** Study material follows **

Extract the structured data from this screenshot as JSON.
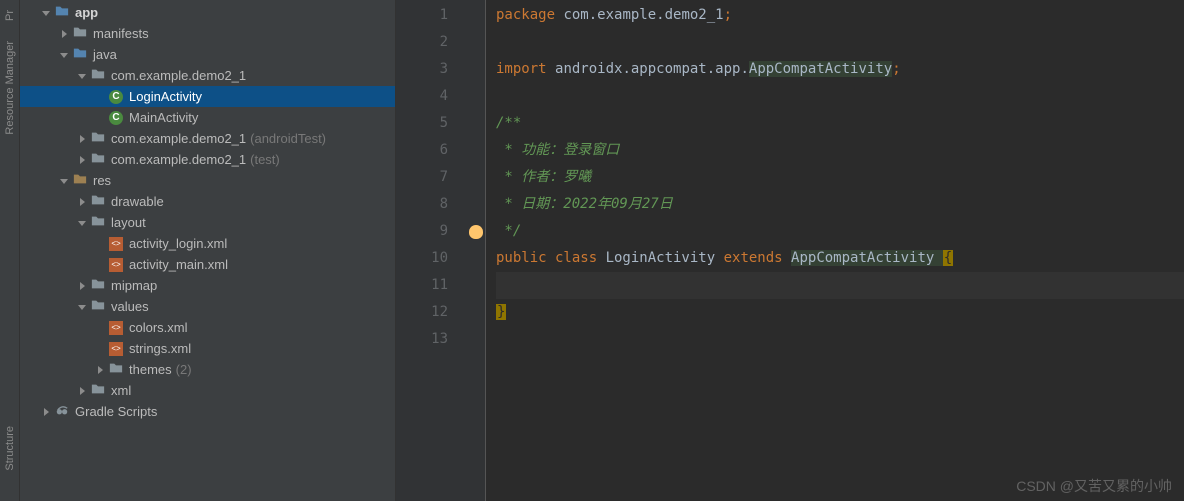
{
  "rail": {
    "top": "Resource Manager",
    "bottom": "Structure",
    "pr": "Pr"
  },
  "tree": [
    {
      "depth": 0,
      "arrow": "down",
      "icon": "module",
      "label": "app",
      "bold": true
    },
    {
      "depth": 1,
      "arrow": "right",
      "icon": "folder",
      "label": "manifests"
    },
    {
      "depth": 1,
      "arrow": "down",
      "icon": "folder-open",
      "label": "java"
    },
    {
      "depth": 2,
      "arrow": "down",
      "icon": "package",
      "label": "com.example.demo2_1"
    },
    {
      "depth": 3,
      "arrow": "",
      "icon": "class",
      "label": "LoginActivity",
      "selected": true
    },
    {
      "depth": 3,
      "arrow": "",
      "icon": "class",
      "label": "MainActivity"
    },
    {
      "depth": 2,
      "arrow": "right",
      "icon": "package",
      "label": "com.example.demo2_1",
      "suffix": "(androidTest)"
    },
    {
      "depth": 2,
      "arrow": "right",
      "icon": "package",
      "label": "com.example.demo2_1",
      "suffix": "(test)"
    },
    {
      "depth": 1,
      "arrow": "down",
      "icon": "res",
      "label": "res"
    },
    {
      "depth": 2,
      "arrow": "right",
      "icon": "folder",
      "label": "drawable"
    },
    {
      "depth": 2,
      "arrow": "down",
      "icon": "folder",
      "label": "layout"
    },
    {
      "depth": 3,
      "arrow": "",
      "icon": "xml",
      "label": "activity_login.xml"
    },
    {
      "depth": 3,
      "arrow": "",
      "icon": "xml",
      "label": "activity_main.xml"
    },
    {
      "depth": 2,
      "arrow": "right",
      "icon": "folder",
      "label": "mipmap"
    },
    {
      "depth": 2,
      "arrow": "down",
      "icon": "folder",
      "label": "values"
    },
    {
      "depth": 3,
      "arrow": "",
      "icon": "xml",
      "label": "colors.xml"
    },
    {
      "depth": 3,
      "arrow": "",
      "icon": "xml",
      "label": "strings.xml"
    },
    {
      "depth": 3,
      "arrow": "right",
      "icon": "folder",
      "label": "themes",
      "suffix": "(2)"
    },
    {
      "depth": 2,
      "arrow": "right",
      "icon": "folder",
      "label": "xml"
    },
    {
      "depth": 0,
      "arrow": "right",
      "icon": "gradle",
      "label": "Gradle Scripts"
    }
  ],
  "code": {
    "lines": [
      {
        "n": 1,
        "tokens": [
          [
            "package ",
            "k-keyword"
          ],
          [
            "com.example.demo2_1",
            "k-default"
          ],
          [
            ";",
            "k-semi"
          ]
        ]
      },
      {
        "n": 2,
        "tokens": []
      },
      {
        "n": 3,
        "tokens": [
          [
            "import ",
            "k-keyword"
          ],
          [
            "androidx.appcompat.app.",
            "k-default"
          ],
          [
            "AppCompatActivity",
            "k-default hl"
          ],
          [
            ";",
            "k-semi"
          ]
        ]
      },
      {
        "n": 4,
        "tokens": []
      },
      {
        "n": 5,
        "tokens": [
          [
            "/**",
            "k-docgreen"
          ]
        ]
      },
      {
        "n": 6,
        "tokens": [
          [
            " * 功能：登录窗口",
            "k-docgreen"
          ]
        ]
      },
      {
        "n": 7,
        "tokens": [
          [
            " * 作者：罗曦",
            "k-docgreen"
          ]
        ]
      },
      {
        "n": 8,
        "tokens": [
          [
            " * 日期：2022年09月27日",
            "k-docgreen"
          ]
        ]
      },
      {
        "n": 9,
        "tokens": [
          [
            " */",
            "k-docgreen"
          ]
        ],
        "bulb": true
      },
      {
        "n": 10,
        "tokens": [
          [
            "public class ",
            "k-keyword"
          ],
          [
            "LoginActivity ",
            "k-default"
          ],
          [
            "extends ",
            "k-keyword"
          ],
          [
            "AppCompatActivity ",
            "k-default hl"
          ],
          [
            "{",
            "k-brace yellow-bg"
          ]
        ]
      },
      {
        "n": 11,
        "tokens": [],
        "caret": true
      },
      {
        "n": 12,
        "tokens": [
          [
            "}",
            "k-brace yellow-bg"
          ]
        ]
      },
      {
        "n": 13,
        "tokens": []
      }
    ]
  },
  "watermark": "CSDN @又苦又累的小帅"
}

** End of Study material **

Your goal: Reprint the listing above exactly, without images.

Result of the task:
Extract the structured data from this screenshot as JSON.
{
  "rail": {
    "top": "Resource Manager",
    "bottom": "Structure",
    "pr": "Pr"
  },
  "tree": [
    {
      "depth": 0,
      "arrow": "down",
      "icon": "module",
      "label": "app",
      "bold": true
    },
    {
      "depth": 1,
      "arrow": "right",
      "icon": "folder",
      "label": "manifests"
    },
    {
      "depth": 1,
      "arrow": "down",
      "icon": "folder-open",
      "label": "java"
    },
    {
      "depth": 2,
      "arrow": "down",
      "icon": "package",
      "label": "com.example.demo2_1"
    },
    {
      "depth": 3,
      "arrow": "",
      "icon": "class",
      "label": "LoginActivity",
      "selected": true
    },
    {
      "depth": 3,
      "arrow": "",
      "icon": "class",
      "label": "MainActivity"
    },
    {
      "depth": 2,
      "arrow": "right",
      "icon": "package",
      "label": "com.example.demo2_1",
      "suffix": "(androidTest)"
    },
    {
      "depth": 2,
      "arrow": "right",
      "icon": "package",
      "label": "com.example.demo2_1",
      "suffix": "(test)"
    },
    {
      "depth": 1,
      "arrow": "down",
      "icon": "res",
      "label": "res"
    },
    {
      "depth": 2,
      "arrow": "right",
      "icon": "folder",
      "label": "drawable"
    },
    {
      "depth": 2,
      "arrow": "down",
      "icon": "folder",
      "label": "layout"
    },
    {
      "depth": 3,
      "arrow": "",
      "icon": "xml",
      "label": "activity_login.xml"
    },
    {
      "depth": 3,
      "arrow": "",
      "icon": "xml",
      "label": "activity_main.xml"
    },
    {
      "depth": 2,
      "arrow": "right",
      "icon": "folder",
      "label": "mipmap"
    },
    {
      "depth": 2,
      "arrow": "down",
      "icon": "folder",
      "label": "values"
    },
    {
      "depth": 3,
      "arrow": "",
      "icon": "xml",
      "label": "colors.xml"
    },
    {
      "depth": 3,
      "arrow": "",
      "icon": "xml",
      "label": "strings.xml"
    },
    {
      "depth": 3,
      "arrow": "right",
      "icon": "folder",
      "label": "themes",
      "suffix": "(2)"
    },
    {
      "depth": 2,
      "arrow": "right",
      "icon": "folder",
      "label": "xml"
    },
    {
      "depth": 0,
      "arrow": "right",
      "icon": "gradle",
      "label": "Gradle Scripts"
    }
  ],
  "code": {
    "lines": [
      {
        "n": 1,
        "tokens": [
          [
            "package ",
            "k-keyword"
          ],
          [
            "com.example.demo2_1",
            "k-default"
          ],
          [
            ";",
            "k-semi"
          ]
        ]
      },
      {
        "n": 2,
        "tokens": []
      },
      {
        "n": 3,
        "tokens": [
          [
            "import ",
            "k-keyword"
          ],
          [
            "androidx.appcompat.app.",
            "k-default"
          ],
          [
            "AppCompatActivity",
            "k-default hl"
          ],
          [
            ";",
            "k-semi"
          ]
        ]
      },
      {
        "n": 4,
        "tokens": []
      },
      {
        "n": 5,
        "tokens": [
          [
            "/**",
            "k-docgreen"
          ]
        ]
      },
      {
        "n": 6,
        "tokens": [
          [
            " * 功能：登录窗口",
            "k-docgreen"
          ]
        ]
      },
      {
        "n": 7,
        "tokens": [
          [
            " * 作者：罗曦",
            "k-docgreen"
          ]
        ]
      },
      {
        "n": 8,
        "tokens": [
          [
            " * 日期：2022年09月27日",
            "k-docgreen"
          ]
        ]
      },
      {
        "n": 9,
        "tokens": [
          [
            " */",
            "k-docgreen"
          ]
        ],
        "bulb": true
      },
      {
        "n": 10,
        "tokens": [
          [
            "public class ",
            "k-keyword"
          ],
          [
            "LoginActivity ",
            "k-default"
          ],
          [
            "extends ",
            "k-keyword"
          ],
          [
            "AppCompatActivity ",
            "k-default hl"
          ],
          [
            "{",
            "k-brace yellow-bg"
          ]
        ]
      },
      {
        "n": 11,
        "tokens": [],
        "caret": true
      },
      {
        "n": 12,
        "tokens": [
          [
            "}",
            "k-brace yellow-bg"
          ]
        ]
      },
      {
        "n": 13,
        "tokens": []
      }
    ]
  },
  "watermark": "CSDN @又苦又累的小帅"
}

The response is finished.